== Source data ==
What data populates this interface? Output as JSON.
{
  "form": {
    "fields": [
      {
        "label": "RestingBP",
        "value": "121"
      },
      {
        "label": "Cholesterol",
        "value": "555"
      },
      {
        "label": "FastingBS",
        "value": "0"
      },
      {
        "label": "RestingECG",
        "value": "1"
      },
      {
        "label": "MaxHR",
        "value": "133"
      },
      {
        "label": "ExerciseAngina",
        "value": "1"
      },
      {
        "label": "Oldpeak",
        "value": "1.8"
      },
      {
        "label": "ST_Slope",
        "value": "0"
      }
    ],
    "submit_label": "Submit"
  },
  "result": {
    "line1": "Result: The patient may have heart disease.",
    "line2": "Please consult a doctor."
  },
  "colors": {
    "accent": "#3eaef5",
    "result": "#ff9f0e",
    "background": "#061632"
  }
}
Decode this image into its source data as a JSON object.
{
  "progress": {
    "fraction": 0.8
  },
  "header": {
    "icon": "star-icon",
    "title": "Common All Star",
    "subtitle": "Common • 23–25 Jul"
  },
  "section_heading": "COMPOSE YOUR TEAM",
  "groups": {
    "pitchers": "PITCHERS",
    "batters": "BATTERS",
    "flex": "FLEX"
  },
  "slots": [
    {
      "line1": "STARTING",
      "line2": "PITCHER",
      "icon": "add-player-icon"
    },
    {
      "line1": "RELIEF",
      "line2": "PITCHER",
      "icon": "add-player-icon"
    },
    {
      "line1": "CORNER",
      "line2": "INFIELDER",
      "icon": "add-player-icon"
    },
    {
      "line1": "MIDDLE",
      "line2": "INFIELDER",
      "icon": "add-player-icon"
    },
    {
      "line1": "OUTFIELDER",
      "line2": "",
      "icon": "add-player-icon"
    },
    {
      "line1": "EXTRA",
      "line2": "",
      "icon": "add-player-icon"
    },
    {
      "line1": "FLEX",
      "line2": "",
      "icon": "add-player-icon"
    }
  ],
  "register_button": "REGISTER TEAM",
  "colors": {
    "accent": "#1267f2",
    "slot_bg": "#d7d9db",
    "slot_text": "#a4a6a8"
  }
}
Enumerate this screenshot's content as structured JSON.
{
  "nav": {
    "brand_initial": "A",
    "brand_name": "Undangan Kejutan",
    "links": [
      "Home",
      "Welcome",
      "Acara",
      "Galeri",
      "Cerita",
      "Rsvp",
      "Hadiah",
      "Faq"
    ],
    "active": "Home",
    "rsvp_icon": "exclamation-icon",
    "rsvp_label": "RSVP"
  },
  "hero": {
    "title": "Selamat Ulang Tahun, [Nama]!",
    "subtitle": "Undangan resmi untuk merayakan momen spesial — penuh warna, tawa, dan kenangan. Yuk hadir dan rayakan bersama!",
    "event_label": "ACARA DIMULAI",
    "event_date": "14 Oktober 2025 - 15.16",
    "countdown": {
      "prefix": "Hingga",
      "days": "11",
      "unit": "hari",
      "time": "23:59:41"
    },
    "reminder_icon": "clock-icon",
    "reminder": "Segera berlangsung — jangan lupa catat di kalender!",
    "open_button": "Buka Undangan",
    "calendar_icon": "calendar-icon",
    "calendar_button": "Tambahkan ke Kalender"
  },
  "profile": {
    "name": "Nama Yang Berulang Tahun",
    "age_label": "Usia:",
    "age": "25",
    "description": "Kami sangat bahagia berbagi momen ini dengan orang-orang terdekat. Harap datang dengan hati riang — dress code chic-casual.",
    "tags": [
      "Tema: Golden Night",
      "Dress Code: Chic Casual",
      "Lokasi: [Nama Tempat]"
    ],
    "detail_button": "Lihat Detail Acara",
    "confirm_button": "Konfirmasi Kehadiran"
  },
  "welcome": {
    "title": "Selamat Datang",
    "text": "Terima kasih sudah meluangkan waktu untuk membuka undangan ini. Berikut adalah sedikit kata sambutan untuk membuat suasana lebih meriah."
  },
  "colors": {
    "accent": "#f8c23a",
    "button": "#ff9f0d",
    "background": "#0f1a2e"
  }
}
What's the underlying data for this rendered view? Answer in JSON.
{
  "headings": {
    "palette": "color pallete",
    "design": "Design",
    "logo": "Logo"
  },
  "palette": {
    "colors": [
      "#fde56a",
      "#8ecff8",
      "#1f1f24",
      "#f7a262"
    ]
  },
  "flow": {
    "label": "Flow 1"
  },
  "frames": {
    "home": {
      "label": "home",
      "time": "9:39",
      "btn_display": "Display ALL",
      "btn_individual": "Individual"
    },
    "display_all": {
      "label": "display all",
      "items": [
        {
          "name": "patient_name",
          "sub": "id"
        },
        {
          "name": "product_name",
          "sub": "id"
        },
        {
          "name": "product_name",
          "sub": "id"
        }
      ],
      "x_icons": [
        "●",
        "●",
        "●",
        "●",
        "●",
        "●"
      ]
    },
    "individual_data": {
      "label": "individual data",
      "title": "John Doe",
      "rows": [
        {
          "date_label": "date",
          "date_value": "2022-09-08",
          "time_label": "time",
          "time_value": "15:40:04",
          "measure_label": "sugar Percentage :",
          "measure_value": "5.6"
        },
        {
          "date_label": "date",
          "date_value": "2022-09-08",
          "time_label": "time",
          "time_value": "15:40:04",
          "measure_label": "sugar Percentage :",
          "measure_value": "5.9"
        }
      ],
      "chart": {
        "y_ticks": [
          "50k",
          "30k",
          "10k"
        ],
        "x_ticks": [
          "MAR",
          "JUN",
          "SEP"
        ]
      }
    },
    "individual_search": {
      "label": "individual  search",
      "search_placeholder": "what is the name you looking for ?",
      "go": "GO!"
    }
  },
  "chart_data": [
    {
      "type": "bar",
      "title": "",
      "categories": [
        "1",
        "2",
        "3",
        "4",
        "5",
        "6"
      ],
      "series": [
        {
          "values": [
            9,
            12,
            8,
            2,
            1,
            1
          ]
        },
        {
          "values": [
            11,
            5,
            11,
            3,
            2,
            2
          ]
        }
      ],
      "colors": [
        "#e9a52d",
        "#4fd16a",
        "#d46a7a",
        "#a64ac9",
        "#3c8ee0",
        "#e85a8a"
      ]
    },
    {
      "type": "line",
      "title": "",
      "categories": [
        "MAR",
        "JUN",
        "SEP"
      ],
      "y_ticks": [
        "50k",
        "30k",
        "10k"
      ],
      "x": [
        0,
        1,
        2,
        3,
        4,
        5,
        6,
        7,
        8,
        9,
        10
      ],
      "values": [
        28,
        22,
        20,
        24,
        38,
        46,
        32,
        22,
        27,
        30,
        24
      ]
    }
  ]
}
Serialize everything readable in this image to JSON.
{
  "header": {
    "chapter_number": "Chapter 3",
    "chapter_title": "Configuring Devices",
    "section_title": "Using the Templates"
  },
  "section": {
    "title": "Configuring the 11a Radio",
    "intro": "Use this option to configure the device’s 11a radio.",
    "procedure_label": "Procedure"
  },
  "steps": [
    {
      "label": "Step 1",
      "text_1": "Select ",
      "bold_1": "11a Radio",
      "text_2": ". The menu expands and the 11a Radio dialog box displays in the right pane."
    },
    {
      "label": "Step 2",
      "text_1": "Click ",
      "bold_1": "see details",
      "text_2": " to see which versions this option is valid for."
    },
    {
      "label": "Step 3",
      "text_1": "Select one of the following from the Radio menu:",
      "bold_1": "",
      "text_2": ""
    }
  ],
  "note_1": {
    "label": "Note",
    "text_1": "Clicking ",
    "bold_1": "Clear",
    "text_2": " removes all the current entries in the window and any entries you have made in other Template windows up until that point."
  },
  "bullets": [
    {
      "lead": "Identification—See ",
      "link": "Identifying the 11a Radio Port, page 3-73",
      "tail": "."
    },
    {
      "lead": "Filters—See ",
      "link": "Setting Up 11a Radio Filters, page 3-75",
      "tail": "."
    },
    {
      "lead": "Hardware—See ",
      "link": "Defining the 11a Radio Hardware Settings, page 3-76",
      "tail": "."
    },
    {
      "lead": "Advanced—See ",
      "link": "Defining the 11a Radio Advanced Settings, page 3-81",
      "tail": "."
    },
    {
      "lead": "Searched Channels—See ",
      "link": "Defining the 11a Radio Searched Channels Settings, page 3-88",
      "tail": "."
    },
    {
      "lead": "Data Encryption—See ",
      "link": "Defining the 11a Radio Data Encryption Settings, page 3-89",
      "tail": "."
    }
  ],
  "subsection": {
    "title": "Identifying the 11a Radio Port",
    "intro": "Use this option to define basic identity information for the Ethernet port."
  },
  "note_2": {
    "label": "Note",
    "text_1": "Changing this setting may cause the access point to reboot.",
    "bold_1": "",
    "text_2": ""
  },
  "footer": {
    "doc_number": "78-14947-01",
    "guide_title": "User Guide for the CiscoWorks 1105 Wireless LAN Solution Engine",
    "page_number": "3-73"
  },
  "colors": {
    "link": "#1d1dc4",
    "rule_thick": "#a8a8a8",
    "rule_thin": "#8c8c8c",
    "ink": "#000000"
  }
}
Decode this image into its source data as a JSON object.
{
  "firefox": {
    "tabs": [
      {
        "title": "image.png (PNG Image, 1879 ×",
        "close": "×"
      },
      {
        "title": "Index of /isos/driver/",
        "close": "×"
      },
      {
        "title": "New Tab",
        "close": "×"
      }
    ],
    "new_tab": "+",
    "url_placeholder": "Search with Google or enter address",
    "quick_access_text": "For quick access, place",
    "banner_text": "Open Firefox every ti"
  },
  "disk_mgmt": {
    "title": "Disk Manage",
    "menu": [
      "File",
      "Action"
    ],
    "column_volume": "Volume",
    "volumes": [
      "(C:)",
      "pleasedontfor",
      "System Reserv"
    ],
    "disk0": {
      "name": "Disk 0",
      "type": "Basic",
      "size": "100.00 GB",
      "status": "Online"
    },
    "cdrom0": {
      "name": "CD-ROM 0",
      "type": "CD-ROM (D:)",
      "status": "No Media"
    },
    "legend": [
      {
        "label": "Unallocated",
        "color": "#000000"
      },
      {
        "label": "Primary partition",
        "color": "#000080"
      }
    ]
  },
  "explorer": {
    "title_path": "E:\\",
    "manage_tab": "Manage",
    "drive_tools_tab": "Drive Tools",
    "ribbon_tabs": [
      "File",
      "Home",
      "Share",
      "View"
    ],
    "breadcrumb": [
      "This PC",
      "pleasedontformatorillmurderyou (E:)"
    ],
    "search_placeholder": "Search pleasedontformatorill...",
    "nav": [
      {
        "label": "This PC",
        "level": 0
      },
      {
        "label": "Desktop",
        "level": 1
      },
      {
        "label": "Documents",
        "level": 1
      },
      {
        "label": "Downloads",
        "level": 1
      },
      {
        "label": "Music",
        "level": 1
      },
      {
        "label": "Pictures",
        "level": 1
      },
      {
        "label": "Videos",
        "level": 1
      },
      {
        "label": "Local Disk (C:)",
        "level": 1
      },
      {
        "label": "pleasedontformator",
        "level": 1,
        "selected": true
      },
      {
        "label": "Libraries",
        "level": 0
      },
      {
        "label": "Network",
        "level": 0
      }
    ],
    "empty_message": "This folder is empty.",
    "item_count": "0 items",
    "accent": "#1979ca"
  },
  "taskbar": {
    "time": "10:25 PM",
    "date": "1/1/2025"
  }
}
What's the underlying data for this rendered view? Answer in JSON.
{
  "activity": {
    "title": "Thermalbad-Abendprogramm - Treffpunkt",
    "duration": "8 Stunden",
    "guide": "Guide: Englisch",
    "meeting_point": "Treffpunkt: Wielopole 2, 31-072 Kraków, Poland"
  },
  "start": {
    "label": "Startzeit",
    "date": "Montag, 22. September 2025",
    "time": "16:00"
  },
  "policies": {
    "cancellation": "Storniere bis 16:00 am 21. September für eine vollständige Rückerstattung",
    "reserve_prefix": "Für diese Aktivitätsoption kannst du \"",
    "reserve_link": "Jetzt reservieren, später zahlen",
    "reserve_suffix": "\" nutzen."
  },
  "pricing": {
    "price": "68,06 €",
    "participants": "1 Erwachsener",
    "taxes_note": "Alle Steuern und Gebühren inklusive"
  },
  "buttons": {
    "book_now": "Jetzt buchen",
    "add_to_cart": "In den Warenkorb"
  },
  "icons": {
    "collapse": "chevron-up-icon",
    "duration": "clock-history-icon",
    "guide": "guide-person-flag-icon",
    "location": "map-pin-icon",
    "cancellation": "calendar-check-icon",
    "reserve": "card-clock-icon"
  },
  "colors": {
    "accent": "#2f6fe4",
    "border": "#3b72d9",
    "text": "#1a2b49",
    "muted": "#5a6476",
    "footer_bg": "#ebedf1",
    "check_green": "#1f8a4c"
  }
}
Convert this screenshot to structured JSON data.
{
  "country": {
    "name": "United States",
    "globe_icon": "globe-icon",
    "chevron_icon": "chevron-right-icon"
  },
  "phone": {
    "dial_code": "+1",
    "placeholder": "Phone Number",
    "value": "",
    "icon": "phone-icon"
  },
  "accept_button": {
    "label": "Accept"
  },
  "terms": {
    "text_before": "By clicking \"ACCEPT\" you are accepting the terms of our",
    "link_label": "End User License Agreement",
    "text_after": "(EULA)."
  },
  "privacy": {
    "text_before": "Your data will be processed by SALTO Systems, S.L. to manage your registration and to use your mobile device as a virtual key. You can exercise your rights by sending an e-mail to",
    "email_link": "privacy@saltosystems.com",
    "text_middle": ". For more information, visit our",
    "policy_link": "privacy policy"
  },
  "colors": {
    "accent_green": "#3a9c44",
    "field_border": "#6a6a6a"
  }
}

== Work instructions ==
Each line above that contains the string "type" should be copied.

== Response box ==
      "type": "bar",
      "type": "line",
      "type": "Basic",
      "type": "CD-ROM (D:)",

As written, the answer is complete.